▶ ACTIVITY
Each entry needs to be reproduced exactly, with none left out.

+++ DATA SUPPLIED +++

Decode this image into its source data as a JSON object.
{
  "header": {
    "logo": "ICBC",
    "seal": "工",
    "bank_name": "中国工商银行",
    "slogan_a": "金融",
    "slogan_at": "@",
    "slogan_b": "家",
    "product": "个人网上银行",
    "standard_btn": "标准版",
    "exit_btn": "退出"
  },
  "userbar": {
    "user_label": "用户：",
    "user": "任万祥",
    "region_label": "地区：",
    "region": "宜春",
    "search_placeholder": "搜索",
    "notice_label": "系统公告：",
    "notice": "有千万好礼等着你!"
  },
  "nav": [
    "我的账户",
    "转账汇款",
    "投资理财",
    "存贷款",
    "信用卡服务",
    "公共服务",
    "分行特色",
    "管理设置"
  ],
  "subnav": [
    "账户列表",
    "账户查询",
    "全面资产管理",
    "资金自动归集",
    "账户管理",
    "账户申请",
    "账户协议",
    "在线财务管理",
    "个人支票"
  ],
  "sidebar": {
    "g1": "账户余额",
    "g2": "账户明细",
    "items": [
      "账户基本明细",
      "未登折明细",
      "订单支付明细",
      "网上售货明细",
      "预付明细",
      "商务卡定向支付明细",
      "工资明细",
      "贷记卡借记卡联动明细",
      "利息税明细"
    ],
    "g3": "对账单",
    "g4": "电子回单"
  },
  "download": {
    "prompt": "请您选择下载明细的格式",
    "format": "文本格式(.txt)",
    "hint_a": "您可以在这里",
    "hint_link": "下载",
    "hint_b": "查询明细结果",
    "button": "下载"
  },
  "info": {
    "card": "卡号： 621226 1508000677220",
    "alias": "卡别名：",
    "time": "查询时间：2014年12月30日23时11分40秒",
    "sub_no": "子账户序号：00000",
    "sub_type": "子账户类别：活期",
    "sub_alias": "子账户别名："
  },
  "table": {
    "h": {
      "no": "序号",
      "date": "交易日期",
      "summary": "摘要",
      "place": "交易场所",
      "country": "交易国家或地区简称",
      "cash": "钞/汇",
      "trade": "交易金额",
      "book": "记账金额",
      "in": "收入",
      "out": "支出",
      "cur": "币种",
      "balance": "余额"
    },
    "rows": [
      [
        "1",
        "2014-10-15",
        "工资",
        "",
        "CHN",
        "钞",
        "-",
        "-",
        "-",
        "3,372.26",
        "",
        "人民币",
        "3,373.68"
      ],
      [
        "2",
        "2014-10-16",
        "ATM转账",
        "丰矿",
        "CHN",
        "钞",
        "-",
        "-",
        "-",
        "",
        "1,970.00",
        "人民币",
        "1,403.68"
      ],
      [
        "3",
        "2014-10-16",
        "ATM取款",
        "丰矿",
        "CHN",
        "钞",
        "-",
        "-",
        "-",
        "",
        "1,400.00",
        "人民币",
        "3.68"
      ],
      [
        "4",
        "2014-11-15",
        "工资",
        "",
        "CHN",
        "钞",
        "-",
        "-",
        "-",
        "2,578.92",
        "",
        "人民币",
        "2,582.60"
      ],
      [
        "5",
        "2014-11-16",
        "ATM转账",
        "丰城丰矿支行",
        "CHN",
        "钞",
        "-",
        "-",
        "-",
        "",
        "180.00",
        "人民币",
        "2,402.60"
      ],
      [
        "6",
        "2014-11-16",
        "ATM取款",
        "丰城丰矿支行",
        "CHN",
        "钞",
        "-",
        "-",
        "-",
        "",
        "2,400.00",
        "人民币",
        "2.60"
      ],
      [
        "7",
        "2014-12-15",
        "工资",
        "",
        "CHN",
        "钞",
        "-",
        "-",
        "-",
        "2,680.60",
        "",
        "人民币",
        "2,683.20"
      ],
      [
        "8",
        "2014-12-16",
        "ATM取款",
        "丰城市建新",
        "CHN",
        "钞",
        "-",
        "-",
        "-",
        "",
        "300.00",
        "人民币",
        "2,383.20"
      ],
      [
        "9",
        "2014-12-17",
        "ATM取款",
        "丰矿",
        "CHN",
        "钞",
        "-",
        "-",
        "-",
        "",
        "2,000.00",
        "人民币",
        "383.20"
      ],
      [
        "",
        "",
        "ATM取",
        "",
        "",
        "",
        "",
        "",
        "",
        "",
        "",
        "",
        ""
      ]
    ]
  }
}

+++

▶ SOLUTION TO THE PROBLEM
Decode this image into its source data as a JSON object.
{
  "header": {
    "logo": "ICBC",
    "seal": "工",
    "bank_name": "中国工商银行",
    "slogan_a": "金融",
    "slogan_at": "@",
    "slogan_b": "家",
    "product": "个人网上银行",
    "standard_btn": "标准版",
    "exit_btn": "退出"
  },
  "userbar": {
    "user_label": "用户：",
    "user": "任万祥",
    "region_label": "地区：",
    "region": "宜春",
    "search_placeholder": "搜索",
    "notice_label": "系统公告：",
    "notice": "有千万好礼等着你!"
  },
  "nav": [
    "我的账户",
    "转账汇款",
    "投资理财",
    "存贷款",
    "信用卡服务",
    "公共服务",
    "分行特色",
    "管理设置"
  ],
  "subnav": [
    "账户列表",
    "账户查询",
    "全面资产管理",
    "资金自动归集",
    "账户管理",
    "账户申请",
    "账户协议",
    "在线财务管理",
    "个人支票"
  ],
  "sidebar": {
    "g1": "账户余额",
    "g2": "账户明细",
    "items": [
      "账户基本明细",
      "未登折明细",
      "订单支付明细",
      "网上售货明细",
      "预付明细",
      "商务卡定向支付明细",
      "工资明细",
      "贷记卡借记卡联动明细",
      "利息税明细"
    ],
    "g3": "对账单",
    "g4": "电子回单"
  },
  "download": {
    "prompt": "请您选择下载明细的格式",
    "format": "文本格式(.txt)",
    "hint_a": "您可以在这里",
    "hint_link": "下载",
    "hint_b": "查询明细结果",
    "button": "下载"
  },
  "info": {
    "card": "卡号： 621226 1508000677220",
    "alias": "卡别名：",
    "time": "查询时间：2014年12月30日23时11分40秒",
    "sub_no": "子账户序号：00000",
    "sub_type": "子账户类别：活期",
    "sub_alias": "子账户别名："
  },
  "table": {
    "h": {
      "no": "序号",
      "date": "交易日期",
      "summary": "摘要",
      "place": "交易场所",
      "country": "交易国家或地区简称",
      "cash": "钞/汇",
      "trade": "交易金额",
      "book": "记账金额",
      "in": "收入",
      "out": "支出",
      "cur": "币种",
      "balance": "余额"
    },
    "rows": [
      [
        "1",
        "2014-10-15",
        "工资",
        "",
        "CHN",
        "钞",
        "-",
        "-",
        "-",
        "3,372.26",
        "",
        "人民币",
        "3,373.68"
      ],
      [
        "2",
        "2014-10-16",
        "ATM转账",
        "丰矿",
        "CHN",
        "钞",
        "-",
        "-",
        "-",
        "",
        "1,970.00",
        "人民币",
        "1,403.68"
      ],
      [
        "3",
        "2014-10-16",
        "ATM取款",
        "丰矿",
        "CHN",
        "钞",
        "-",
        "-",
        "-",
        "",
        "1,400.00",
        "人民币",
        "3.68"
      ],
      [
        "4",
        "2014-11-15",
        "工资",
        "",
        "CHN",
        "钞",
        "-",
        "-",
        "-",
        "2,578.92",
        "",
        "人民币",
        "2,582.60"
      ],
      [
        "5",
        "2014-11-16",
        "ATM转账",
        "丰城丰矿支行",
        "CHN",
        "钞",
        "-",
        "-",
        "-",
        "",
        "180.00",
        "人民币",
        "2,402.60"
      ],
      [
        "6",
        "2014-11-16",
        "ATM取款",
        "丰城丰矿支行",
        "CHN",
        "钞",
        "-",
        "-",
        "-",
        "",
        "2,400.00",
        "人民币",
        "2.60"
      ],
      [
        "7",
        "2014-12-15",
        "工资",
        "",
        "CHN",
        "钞",
        "-",
        "-",
        "-",
        "2,680.60",
        "",
        "人民币",
        "2,683.20"
      ],
      [
        "8",
        "2014-12-16",
        "ATM取款",
        "丰城市建新",
        "CHN",
        "钞",
        "-",
        "-",
        "-",
        "",
        "300.00",
        "人民币",
        "2,383.20"
      ],
      [
        "9",
        "2014-12-17",
        "ATM取款",
        "丰矿",
        "CHN",
        "钞",
        "-",
        "-",
        "-",
        "",
        "2,000.00",
        "人民币",
        "383.20"
      ],
      [
        "",
        "",
        "ATM取",
        "",
        "",
        "",
        "",
        "",
        "",
        "",
        "",
        "",
        ""
      ]
    ]
  }
}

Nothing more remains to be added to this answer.